(Source data)
────────────────────────────────────────
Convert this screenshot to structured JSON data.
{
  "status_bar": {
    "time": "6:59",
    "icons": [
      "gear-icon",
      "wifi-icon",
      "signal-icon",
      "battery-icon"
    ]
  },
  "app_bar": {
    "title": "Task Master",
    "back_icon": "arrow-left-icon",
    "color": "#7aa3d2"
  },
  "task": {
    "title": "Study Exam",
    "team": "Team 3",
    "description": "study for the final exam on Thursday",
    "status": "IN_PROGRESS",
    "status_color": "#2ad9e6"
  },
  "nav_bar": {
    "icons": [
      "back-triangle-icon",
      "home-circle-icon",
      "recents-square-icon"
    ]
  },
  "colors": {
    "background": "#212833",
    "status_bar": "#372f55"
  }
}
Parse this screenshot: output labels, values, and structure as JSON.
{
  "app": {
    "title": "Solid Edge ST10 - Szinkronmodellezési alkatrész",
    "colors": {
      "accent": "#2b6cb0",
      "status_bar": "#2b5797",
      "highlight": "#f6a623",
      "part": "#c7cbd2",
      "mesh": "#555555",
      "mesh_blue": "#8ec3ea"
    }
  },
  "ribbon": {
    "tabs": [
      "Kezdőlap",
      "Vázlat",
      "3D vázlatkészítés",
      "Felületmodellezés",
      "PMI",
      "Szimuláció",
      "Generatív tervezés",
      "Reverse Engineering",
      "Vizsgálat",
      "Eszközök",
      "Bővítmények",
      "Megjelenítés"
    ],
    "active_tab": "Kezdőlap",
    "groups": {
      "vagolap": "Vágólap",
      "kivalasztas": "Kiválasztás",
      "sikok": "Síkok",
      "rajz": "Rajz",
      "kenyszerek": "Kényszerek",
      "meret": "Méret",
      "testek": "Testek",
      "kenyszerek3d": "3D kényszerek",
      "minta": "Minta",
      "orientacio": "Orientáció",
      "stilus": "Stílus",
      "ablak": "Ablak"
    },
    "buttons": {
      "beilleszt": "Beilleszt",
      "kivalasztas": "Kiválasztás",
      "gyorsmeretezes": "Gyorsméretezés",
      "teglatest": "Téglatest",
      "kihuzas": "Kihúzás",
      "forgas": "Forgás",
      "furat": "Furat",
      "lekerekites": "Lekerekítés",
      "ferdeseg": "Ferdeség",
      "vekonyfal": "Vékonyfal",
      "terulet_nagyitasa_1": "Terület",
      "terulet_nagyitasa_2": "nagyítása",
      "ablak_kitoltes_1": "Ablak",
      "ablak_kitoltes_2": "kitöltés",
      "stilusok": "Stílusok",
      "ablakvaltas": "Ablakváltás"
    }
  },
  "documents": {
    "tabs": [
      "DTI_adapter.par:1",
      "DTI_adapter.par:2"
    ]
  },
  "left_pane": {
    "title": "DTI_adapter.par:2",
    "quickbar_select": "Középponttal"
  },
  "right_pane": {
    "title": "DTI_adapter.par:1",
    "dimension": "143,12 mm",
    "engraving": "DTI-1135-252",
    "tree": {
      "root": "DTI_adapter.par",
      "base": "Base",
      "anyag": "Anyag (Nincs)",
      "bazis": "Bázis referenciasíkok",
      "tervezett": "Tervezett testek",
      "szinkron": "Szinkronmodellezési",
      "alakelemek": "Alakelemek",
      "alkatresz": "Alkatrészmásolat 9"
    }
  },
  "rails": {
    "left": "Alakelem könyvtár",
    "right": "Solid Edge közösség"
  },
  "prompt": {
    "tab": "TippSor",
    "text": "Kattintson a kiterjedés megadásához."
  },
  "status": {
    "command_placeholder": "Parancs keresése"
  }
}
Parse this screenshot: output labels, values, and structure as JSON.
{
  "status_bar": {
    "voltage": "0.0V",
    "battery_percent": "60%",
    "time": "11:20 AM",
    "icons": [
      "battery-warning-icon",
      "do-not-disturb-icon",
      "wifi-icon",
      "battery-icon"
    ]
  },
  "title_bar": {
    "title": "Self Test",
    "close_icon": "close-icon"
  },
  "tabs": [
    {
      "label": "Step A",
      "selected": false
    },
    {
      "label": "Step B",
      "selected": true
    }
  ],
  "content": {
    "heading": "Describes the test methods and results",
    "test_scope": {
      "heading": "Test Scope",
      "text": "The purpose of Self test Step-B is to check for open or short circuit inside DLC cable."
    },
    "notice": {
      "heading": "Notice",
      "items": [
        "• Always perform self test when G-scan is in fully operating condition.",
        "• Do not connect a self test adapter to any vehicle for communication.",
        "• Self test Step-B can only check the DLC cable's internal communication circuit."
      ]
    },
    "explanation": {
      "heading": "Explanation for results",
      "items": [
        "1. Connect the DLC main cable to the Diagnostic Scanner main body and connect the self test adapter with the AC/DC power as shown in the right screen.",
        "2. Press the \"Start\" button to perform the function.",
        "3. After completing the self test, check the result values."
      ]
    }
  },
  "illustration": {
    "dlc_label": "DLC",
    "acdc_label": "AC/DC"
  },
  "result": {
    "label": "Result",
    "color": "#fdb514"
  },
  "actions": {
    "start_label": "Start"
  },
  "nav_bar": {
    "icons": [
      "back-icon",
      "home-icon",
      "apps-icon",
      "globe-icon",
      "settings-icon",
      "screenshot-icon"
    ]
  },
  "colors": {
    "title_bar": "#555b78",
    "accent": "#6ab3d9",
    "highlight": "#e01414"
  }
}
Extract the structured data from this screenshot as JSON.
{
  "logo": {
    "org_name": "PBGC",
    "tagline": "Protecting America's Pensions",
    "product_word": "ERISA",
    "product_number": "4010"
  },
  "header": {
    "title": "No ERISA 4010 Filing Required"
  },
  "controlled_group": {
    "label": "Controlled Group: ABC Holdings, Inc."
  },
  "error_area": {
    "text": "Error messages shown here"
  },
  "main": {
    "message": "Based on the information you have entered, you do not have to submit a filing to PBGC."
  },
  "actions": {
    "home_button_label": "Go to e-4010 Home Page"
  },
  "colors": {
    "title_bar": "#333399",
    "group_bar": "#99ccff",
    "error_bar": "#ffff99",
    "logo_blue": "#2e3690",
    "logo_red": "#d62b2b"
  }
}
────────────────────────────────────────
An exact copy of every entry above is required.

Convert this screenshot to structured JSON data.
{
  "status_bar": {
    "time": "6:59",
    "icons": [
      "gear-icon",
      "wifi-icon",
      "signal-icon",
      "battery-icon"
    ]
  },
  "app_bar": {
    "title": "Task Master",
    "back_icon": "arrow-left-icon",
    "color": "#7aa3d2"
  },
  "task": {
    "title": "Study Exam",
    "team": "Team 3",
    "description": "study for the final exam on Thursday",
    "status": "IN_PROGRESS",
    "status_color": "#2ad9e6"
  },
  "nav_bar": {
    "icons": [
      "back-triangle-icon",
      "home-circle-icon",
      "recents-square-icon"
    ]
  },
  "colors": {
    "background": "#212833",
    "status_bar": "#372f55"
  }
}
Parse this screenshot: output labels, values, and structure as JSON.
{
  "app": {
    "title": "Solid Edge ST10 - Szinkronmodellezési alkatrész",
    "colors": {
      "accent": "#2b6cb0",
      "status_bar": "#2b5797",
      "highlight": "#f6a623",
      "part": "#c7cbd2",
      "mesh": "#555555",
      "mesh_blue": "#8ec3ea"
    }
  },
  "ribbon": {
    "tabs": [
      "Kezdőlap",
      "Vázlat",
      "3D vázlatkészítés",
      "Felületmodellezés",
      "PMI",
      "Szimuláció",
      "Generatív tervezés",
      "Reverse Engineering",
      "Vizsgálat",
      "Eszközök",
      "Bővítmények",
      "Megjelenítés"
    ],
    "active_tab": "Kezdőlap",
    "groups": {
      "vagolap": "Vágólap",
      "kivalasztas": "Kiválasztás",
      "sikok": "Síkok",
      "rajz": "Rajz",
      "kenyszerek": "Kényszerek",
      "meret": "Méret",
      "testek": "Testek",
      "kenyszerek3d": "3D kényszerek",
      "minta": "Minta",
      "orientacio": "Orientáció",
      "stilus": "Stílus",
      "ablak": "Ablak"
    },
    "buttons": {
      "beilleszt": "Beilleszt",
      "kivalasztas": "Kiválasztás",
      "gyorsmeretezes": "Gyorsméretezés",
      "teglatest": "Téglatest",
      "kihuzas": "Kihúzás",
      "forgas": "Forgás",
      "furat": "Furat",
      "lekerekites": "Lekerekítés",
      "ferdeseg": "Ferdeség",
      "vekonyfal": "Vékonyfal",
      "terulet_nagyitasa_1": "Terület",
      "terulet_nagyitasa_2": "nagyítása",
      "ablak_kitoltes_1": "Ablak",
      "ablak_kitoltes_2": "kitöltés",
      "stilusok": "Stílusok",
      "ablakvaltas": "Ablakváltás"
    }
  },
  "documents": {
    "tabs": [
      "DTI_adapter.par:1",
      "DTI_adapter.par:2"
    ]
  },
  "left_pane": {
    "title": "DTI_adapter.par:2",
    "quickbar_select": "Középponttal"
  },
  "right_pane": {
    "title": "DTI_adapter.par:1",
    "dimension": "143,12 mm",
    "engraving": "DTI-1135-252",
    "tree": {
      "root": "DTI_adapter.par",
      "base": "Base",
      "anyag": "Anyag (Nincs)",
      "bazis": "Bázis referenciasíkok",
      "tervezett": "Tervezett testek",
      "szinkron": "Szinkronmodellezési",
      "alakelemek": "Alakelemek",
      "alkatresz": "Alkatrészmásolat 9"
    }
  },
  "rails": {
    "left": "Alakelem könyvtár",
    "right": "Solid Edge közösség"
  },
  "prompt": {
    "tab": "TippSor",
    "text": "Kattintson a kiterjedés megadásához."
  },
  "status": {
    "command_placeholder": "Parancs keresése"
  }
}
Parse this screenshot: output labels, values, and structure as JSON.
{
  "status_bar": {
    "voltage": "0.0V",
    "battery_percent": "60%",
    "time": "11:20 AM",
    "icons": [
      "battery-warning-icon",
      "do-not-disturb-icon",
      "wifi-icon",
      "battery-icon"
    ]
  },
  "title_bar": {
    "title": "Self Test",
    "close_icon": "close-icon"
  },
  "tabs": [
    {
      "label": "Step A",
      "selected": false
    },
    {
      "label": "Step B",
      "selected": true
    }
  ],
  "content": {
    "heading": "Describes the test methods and results",
    "test_scope": {
      "heading": "Test Scope",
      "text": "The purpose of Self test Step-B is to check for open or short circuit inside DLC cable."
    },
    "notice": {
      "heading": "Notice",
      "items": [
        "• Always perform self test when G-scan is in fully operating condition.",
        "• Do not connect a self test adapter to any vehicle for communication.",
        "• Self test Step-B can only check the DLC cable's internal communication circuit."
      ]
    },
    "explanation": {
      "heading": "Explanation for results",
      "items": [
        "1. Connect the DLC main cable to the Diagnostic Scanner main body and connect the self test adapter with the AC/DC power as shown in the right screen.",
        "2. Press the \"Start\" button to perform the function.",
        "3. After completing the self test, check the result values."
      ]
    }
  },
  "illustration": {
    "dlc_label": "DLC",
    "acdc_label": "AC/DC"
  },
  "result": {
    "label": "Result",
    "color": "#fdb514"
  },
  "actions": {
    "start_label": "Start"
  },
  "nav_bar": {
    "icons": [
      "back-icon",
      "home-icon",
      "apps-icon",
      "globe-icon",
      "settings-icon",
      "screenshot-icon"
    ]
  },
  "colors": {
    "title_bar": "#555b78",
    "accent": "#6ab3d9",
    "highlight": "#e01414"
  }
}
Extract the structured data from this screenshot as JSON.
{
  "logo": {
    "org_name": "PBGC",
    "tagline": "Protecting America's Pensions",
    "product_word": "ERISA",
    "product_number": "4010"
  },
  "header": {
    "title": "No ERISA 4010 Filing Required"
  },
  "controlled_group": {
    "label": "Controlled Group: ABC Holdings, Inc."
  },
  "error_area": {
    "text": "Error messages shown here"
  },
  "main": {
    "message": "Based on the information you have entered, you do not have to submit a filing to PBGC."
  },
  "actions": {
    "home_button_label": "Go to e-4010 Home Page"
  },
  "colors": {
    "title_bar": "#333399",
    "group_bar": "#99ccff",
    "error_bar": "#ffff99",
    "logo_blue": "#2e3690",
    "logo_red": "#d62b2b"
  }
}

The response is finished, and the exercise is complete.